Continue to cycle between these three levels of focus: Wide, middle and narrow. Spend time on each level of focus, relaxing any mental resistance you experience during this training.
Practice daily for 1 week. In your first meditations use the guided meditation above then learn to alternate between guided and unguided meditations. If you feel you would like to continue with this meditation longer then for 1 week then that is perfectly ok.
There is no strict time frame for this training. The important part is just to be aware if the meditation becomes habitual, if so then move on to the next training regardless of whether you have refined the skill or not, you can always come back later. It is important to understand however that habit is the enemy of mindfulness meditation.
Play with how little effort you can put into holding each of the three grounding points within your awareness. Observe your minds habitual relationship towards the change in the focus between each point. Learn what it means to relax any resistance within your mind towards intentionally changing focus between these three points. Take interest in the habitual focusing of your awareness towards thinking. Take interest in any forgetting and remembering and reflect on the periods of knowing and unknowing.
Breathe out, relax & wait. Experience the natural breath as it draws back in by itself. Any time you notice resistance breathe out.
To develop the ability to experience natural breathing, free from unconscious control, as a foundation for mindfulness of breathing. To develop a heightened sensitivity to habitual control as it arises within the mind, through observing changes in the natural breath.
This mindfulness training develops the ability to abandon the innate tendency towards control, not only in seated meditation but most importantly, in daily life, lowering of attraction and aversion.
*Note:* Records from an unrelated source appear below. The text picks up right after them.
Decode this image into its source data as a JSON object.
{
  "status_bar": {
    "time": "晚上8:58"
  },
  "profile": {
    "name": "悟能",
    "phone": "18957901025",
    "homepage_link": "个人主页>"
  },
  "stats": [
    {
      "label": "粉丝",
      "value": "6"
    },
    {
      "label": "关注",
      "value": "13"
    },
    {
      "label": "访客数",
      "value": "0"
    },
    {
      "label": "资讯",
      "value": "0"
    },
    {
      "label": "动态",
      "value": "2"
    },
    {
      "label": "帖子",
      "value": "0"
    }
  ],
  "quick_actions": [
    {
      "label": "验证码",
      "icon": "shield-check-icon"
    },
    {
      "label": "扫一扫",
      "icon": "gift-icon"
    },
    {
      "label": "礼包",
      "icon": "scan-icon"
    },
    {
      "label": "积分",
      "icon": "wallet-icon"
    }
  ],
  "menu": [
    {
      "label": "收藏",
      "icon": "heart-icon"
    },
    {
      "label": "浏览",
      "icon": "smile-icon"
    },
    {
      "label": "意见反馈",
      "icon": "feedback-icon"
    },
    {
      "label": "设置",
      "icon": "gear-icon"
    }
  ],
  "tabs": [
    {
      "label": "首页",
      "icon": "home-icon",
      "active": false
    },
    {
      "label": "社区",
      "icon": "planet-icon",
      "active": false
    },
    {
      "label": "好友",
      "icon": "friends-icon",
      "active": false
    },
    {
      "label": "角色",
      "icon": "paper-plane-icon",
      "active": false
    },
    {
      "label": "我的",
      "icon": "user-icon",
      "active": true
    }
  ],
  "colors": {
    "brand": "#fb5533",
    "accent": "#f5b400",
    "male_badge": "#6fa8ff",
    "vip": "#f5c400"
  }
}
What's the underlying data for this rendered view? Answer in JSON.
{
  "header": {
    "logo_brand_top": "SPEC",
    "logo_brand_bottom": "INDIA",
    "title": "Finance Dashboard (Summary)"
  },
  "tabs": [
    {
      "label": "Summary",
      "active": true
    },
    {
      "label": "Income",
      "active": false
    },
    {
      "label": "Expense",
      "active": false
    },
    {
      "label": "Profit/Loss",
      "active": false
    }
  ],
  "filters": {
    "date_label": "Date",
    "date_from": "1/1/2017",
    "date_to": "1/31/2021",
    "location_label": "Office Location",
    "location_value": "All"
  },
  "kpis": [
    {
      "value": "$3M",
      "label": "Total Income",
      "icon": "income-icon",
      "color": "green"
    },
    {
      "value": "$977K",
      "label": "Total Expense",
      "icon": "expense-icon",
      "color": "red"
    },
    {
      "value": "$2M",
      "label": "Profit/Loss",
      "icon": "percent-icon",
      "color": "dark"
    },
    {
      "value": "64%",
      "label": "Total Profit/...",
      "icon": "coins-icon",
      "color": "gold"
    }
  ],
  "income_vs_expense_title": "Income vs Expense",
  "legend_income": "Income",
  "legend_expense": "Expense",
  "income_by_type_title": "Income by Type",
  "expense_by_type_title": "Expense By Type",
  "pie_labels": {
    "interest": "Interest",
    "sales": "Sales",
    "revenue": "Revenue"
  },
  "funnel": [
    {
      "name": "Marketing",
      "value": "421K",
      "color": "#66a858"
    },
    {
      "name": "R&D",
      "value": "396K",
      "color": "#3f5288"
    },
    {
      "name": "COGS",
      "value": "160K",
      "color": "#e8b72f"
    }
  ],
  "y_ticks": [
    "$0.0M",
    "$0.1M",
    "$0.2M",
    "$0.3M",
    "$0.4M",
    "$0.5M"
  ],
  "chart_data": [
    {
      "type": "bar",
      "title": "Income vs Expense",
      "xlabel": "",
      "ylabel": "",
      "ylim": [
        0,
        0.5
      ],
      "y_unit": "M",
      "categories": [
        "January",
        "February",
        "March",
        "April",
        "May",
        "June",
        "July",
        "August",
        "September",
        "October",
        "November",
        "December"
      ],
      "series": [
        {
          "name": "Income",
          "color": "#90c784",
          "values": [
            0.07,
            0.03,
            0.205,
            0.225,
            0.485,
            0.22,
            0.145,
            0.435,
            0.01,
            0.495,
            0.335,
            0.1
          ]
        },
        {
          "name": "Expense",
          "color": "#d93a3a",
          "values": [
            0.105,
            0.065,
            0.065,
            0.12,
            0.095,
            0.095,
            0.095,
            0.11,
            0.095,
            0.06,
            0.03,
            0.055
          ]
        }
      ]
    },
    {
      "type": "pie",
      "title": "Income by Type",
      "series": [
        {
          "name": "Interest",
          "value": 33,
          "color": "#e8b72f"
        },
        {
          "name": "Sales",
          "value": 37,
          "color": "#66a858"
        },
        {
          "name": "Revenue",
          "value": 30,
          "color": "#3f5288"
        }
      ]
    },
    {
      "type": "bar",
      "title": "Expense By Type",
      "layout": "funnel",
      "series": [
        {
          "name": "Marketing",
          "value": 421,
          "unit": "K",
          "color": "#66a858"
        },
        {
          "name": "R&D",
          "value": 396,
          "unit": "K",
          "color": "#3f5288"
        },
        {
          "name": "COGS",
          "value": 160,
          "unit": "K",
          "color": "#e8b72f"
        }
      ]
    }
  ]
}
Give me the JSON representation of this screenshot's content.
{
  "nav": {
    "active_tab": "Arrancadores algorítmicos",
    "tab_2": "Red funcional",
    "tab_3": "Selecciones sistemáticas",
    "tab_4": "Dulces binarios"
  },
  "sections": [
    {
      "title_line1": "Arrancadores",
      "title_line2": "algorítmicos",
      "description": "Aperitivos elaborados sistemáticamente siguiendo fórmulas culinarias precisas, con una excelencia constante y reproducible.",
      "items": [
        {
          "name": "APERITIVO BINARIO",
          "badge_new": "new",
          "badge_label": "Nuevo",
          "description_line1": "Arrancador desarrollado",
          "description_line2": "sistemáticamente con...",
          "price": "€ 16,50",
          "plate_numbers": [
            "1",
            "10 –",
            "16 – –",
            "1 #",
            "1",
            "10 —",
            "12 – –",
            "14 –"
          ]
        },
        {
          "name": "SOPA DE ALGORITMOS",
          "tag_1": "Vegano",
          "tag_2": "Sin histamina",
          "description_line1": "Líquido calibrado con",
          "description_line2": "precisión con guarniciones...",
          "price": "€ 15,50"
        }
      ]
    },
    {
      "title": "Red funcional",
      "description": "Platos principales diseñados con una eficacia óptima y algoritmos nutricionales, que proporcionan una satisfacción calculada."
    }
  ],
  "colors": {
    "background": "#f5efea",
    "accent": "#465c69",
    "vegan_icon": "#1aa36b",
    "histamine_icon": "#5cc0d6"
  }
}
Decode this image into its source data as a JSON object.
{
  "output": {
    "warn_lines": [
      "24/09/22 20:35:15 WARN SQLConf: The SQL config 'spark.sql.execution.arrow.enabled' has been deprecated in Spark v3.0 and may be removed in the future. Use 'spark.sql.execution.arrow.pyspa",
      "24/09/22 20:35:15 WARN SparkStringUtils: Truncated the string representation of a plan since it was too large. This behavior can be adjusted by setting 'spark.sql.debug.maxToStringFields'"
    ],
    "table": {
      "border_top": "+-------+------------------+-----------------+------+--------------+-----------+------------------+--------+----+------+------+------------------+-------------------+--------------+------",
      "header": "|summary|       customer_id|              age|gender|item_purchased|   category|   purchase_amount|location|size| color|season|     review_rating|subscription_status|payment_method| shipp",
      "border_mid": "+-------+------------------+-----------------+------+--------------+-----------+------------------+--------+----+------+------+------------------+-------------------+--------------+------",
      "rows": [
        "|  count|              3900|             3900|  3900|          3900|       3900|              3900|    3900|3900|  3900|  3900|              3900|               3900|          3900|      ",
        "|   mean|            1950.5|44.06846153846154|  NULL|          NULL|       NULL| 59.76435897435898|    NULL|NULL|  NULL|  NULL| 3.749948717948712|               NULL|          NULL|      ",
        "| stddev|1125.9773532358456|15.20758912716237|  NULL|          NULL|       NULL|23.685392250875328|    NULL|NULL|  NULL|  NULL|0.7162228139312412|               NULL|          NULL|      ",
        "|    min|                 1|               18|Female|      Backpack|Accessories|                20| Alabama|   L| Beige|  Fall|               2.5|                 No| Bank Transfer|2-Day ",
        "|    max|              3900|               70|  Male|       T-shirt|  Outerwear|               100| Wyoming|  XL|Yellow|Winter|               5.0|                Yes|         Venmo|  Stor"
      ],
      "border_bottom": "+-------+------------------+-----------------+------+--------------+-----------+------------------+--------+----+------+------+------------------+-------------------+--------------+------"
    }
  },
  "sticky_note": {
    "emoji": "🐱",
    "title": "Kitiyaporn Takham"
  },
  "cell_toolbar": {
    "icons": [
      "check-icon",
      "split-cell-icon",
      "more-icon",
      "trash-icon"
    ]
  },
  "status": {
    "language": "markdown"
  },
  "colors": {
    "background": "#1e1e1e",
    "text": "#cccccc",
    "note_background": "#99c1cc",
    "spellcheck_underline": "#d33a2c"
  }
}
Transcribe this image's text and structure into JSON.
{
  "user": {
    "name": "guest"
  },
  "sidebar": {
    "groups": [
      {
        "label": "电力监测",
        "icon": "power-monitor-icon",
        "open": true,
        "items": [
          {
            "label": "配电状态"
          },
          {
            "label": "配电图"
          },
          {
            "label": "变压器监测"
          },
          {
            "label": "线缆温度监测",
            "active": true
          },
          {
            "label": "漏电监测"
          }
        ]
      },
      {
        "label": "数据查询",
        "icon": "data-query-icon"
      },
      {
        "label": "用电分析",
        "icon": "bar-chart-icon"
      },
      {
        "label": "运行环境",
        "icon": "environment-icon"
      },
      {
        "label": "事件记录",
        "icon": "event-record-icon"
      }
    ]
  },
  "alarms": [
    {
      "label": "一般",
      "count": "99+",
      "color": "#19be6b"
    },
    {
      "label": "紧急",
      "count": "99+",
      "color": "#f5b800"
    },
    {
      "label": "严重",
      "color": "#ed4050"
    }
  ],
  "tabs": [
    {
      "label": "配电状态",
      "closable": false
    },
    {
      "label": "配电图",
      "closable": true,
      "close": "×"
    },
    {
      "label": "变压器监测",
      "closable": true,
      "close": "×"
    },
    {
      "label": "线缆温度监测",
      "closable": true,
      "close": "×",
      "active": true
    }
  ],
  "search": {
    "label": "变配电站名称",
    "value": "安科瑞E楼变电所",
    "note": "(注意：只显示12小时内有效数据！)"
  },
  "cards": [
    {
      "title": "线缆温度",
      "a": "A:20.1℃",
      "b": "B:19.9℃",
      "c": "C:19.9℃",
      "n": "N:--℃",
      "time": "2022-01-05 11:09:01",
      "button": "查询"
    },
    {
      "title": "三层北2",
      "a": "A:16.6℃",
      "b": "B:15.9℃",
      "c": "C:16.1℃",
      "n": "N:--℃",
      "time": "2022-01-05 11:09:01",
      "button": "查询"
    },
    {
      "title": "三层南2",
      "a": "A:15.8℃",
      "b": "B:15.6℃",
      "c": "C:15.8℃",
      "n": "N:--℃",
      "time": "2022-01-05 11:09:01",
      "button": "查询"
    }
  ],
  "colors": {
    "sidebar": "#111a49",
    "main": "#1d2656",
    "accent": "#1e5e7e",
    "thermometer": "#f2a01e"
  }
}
Breathing makes a wonderful meditation object for observing control because it can be intentionally controlled by your mind, or it happen autonomously, controlled by your brain. Breathing can be considered as happening in three ways: You can intentionally take a breath in and out, your habitual, survival mind can control the breath as in the case of stress breathing. Or breathing can happen naturally, regulated by the brain, this is referred to as the natural breath.
To decondition habitual control within your mind you simply breathe out, relax and wait for the breath to draw in by itself. Whenever you notice any tightness within the breathing you simply repeat this training until you can mindfully observe breathing free from any habitual control of your mind.
Step 1: Create Your Foundation
Take a seated meditation posture and gradually bring awareness to your whole body. In a general way start to become aware of the experience of warmth or coolness, of points of touch.
Step 2: Relax Awareness into Your Body
Once your mind has settled down gradually relax awareness into
the experience of your body. Relax into sounds, into warmth, coolness and touch. Relax all effort. Start to notice the natural flow of breathing within your body.
Step 3: Breathe Out, Relax and Wait
Now bring awareness to the tip of your nose and gently breathe out. Relax and wait for the breath to draw back in by itself. Observe and soften any fear that the breath will not come in again. Don’t worry, if you relax your brain will signal breathing all by itself.
Step 4: The Natural Breath
When the breath draws in, by itself, experience the natural breath free from control. Its beauty, it sense-of-ease. Observe any tightness or tension that gradually arises within the breath as a reflection of habitual control. When observed breathe out, relax and wait for the breath to draw in again by itself. Rinse and repeat.
Take interest in any fear that arises at the end of the out-breath and use your softening skills to relax it. Be curious about the difference between the experience of the natural breath, free from control. And the experience of tightness or tension that gradually arises within your breathing, as your mind habitually tries to control that which does not need to be controlled.